App and web page records
++++++++++
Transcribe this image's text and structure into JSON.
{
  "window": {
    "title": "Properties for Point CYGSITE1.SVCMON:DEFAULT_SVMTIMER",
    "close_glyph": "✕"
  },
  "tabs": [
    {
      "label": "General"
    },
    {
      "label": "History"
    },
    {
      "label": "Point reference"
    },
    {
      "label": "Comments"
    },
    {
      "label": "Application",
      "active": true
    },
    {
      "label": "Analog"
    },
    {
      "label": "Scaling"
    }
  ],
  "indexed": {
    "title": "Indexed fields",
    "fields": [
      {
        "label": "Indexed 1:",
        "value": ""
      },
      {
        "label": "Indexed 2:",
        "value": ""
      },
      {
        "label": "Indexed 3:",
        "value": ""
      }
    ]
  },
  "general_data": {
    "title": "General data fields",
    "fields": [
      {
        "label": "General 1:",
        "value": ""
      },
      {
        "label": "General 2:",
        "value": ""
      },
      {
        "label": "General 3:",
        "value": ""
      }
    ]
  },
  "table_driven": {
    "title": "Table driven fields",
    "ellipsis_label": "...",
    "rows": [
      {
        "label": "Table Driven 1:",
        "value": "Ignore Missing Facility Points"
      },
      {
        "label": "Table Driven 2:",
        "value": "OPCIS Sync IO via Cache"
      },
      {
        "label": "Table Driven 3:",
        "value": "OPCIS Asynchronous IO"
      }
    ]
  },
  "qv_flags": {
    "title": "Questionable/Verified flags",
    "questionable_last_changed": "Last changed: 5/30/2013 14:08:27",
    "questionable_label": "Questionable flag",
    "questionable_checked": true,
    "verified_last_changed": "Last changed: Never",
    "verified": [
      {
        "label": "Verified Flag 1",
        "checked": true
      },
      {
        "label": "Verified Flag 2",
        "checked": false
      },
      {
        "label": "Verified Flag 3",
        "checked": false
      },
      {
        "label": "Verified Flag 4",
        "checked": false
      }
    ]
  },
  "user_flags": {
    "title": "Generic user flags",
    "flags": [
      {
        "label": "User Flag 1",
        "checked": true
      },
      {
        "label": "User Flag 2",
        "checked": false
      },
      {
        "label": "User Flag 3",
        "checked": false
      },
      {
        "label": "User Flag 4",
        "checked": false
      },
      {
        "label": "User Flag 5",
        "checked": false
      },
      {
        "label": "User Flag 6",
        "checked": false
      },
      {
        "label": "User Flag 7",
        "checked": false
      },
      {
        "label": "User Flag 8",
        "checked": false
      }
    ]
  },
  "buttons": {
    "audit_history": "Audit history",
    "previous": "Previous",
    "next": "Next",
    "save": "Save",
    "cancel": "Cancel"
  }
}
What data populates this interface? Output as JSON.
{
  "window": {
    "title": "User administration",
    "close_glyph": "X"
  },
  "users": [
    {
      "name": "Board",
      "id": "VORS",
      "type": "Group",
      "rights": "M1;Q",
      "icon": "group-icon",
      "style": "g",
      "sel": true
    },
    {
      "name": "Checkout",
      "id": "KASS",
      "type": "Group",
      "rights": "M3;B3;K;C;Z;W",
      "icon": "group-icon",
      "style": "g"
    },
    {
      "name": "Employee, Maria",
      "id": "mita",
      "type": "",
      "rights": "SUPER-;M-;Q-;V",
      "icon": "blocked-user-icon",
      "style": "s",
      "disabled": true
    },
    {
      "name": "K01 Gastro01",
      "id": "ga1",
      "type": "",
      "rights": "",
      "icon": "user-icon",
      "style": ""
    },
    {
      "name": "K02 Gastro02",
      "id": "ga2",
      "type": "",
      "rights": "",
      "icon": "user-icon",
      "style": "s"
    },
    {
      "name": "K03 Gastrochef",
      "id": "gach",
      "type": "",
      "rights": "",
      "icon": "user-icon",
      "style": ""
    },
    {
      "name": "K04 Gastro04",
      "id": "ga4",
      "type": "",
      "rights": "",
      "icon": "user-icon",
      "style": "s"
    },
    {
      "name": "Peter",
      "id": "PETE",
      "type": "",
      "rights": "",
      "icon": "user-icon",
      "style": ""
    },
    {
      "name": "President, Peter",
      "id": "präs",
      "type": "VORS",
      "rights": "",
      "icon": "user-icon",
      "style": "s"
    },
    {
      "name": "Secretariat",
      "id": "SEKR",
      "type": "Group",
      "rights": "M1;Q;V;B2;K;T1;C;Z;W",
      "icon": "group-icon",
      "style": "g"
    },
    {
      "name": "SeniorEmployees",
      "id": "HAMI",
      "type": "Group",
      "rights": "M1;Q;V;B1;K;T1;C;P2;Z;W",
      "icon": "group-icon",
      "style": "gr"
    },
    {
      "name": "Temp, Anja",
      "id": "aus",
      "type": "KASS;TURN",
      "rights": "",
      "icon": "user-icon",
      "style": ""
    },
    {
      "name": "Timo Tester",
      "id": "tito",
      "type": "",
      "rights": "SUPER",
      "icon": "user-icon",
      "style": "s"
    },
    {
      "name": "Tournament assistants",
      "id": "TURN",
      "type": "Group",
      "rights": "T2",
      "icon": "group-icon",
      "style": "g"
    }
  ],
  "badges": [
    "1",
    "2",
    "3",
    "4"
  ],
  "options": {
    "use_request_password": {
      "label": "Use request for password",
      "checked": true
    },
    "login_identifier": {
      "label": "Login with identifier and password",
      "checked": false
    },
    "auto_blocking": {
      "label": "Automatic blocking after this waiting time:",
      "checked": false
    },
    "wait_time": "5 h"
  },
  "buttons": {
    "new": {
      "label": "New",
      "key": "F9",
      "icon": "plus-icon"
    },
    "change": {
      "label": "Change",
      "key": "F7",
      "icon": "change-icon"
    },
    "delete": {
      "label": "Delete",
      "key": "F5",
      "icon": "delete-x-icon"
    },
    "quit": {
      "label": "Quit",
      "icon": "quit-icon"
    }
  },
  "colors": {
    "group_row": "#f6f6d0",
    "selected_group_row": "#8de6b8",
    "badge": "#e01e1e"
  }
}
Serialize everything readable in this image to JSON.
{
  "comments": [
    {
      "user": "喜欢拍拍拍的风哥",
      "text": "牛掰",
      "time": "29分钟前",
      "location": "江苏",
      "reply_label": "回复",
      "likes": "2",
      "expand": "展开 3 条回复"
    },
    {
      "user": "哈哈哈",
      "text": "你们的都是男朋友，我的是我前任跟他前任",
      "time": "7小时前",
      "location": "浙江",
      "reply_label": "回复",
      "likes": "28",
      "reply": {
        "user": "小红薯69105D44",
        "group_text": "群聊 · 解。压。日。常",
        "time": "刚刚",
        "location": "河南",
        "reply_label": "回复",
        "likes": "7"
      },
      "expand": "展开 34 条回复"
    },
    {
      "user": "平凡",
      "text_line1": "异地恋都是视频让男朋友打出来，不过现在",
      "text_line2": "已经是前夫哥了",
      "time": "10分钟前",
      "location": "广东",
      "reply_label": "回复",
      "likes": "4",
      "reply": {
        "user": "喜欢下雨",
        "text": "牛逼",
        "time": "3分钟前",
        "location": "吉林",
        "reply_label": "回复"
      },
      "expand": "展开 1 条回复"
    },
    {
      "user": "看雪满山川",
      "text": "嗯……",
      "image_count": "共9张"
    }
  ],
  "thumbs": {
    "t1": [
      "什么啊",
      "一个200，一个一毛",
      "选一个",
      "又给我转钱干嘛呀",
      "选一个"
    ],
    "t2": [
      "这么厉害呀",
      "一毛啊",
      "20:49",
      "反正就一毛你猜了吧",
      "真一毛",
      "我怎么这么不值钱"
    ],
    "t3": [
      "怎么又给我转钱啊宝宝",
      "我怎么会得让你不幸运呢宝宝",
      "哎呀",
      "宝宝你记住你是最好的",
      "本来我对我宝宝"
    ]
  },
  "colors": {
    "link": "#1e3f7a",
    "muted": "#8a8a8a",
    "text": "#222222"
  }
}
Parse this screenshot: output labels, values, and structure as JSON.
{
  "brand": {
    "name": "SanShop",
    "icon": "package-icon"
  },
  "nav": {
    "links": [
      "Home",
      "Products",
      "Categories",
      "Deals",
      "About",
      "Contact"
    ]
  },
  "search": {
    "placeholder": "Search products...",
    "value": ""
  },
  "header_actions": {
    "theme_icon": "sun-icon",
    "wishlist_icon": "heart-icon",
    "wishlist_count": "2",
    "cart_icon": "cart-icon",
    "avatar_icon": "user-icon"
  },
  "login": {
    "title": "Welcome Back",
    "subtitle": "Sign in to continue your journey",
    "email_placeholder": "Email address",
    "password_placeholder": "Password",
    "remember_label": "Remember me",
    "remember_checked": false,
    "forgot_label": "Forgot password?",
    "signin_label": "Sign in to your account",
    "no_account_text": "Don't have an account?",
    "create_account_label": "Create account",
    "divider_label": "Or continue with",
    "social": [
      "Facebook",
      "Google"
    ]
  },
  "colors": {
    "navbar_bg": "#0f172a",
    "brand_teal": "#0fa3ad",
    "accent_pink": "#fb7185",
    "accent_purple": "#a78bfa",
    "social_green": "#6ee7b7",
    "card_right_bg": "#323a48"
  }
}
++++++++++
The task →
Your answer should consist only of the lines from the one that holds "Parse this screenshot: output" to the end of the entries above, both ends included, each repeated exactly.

The completed task →
Parse this screenshot: output labels, values, and structure as JSON.
{
  "brand": {
    "name": "SanShop",
    "icon": "package-icon"
  },
  "nav": {
    "links": [
      "Home",
      "Products",
      "Categories",
      "Deals",
      "About",
      "Contact"
    ]
  },
  "search": {
    "placeholder": "Search products...",
    "value": ""
  },
  "header_actions": {
    "theme_icon": "sun-icon",
    "wishlist_icon": "heart-icon",
    "wishlist_count": "2",
    "cart_icon": "cart-icon",
    "avatar_icon": "user-icon"
  },
  "login": {
    "title": "Welcome Back",
    "subtitle": "Sign in to continue your journey",
    "email_placeholder": "Email address",
    "password_placeholder": "Password",
    "remember_label": "Remember me",
    "remember_checked": false,
    "forgot_label": "Forgot password?",
    "signin_label": "Sign in to your account",
    "no_account_text": "Don't have an account?",
    "create_account_label": "Create account",
    "divider_label": "Or continue with",
    "social": [
      "Facebook",
      "Google"
    ]
  },
  "colors": {
    "navbar_bg": "#0f172a",
    "brand_teal": "#0fa3ad",
    "accent_pink": "#fb7185",
    "accent_purple": "#a78bfa",
    "social_green": "#6ee7b7",
    "card_right_bg": "#323a48"
  }
}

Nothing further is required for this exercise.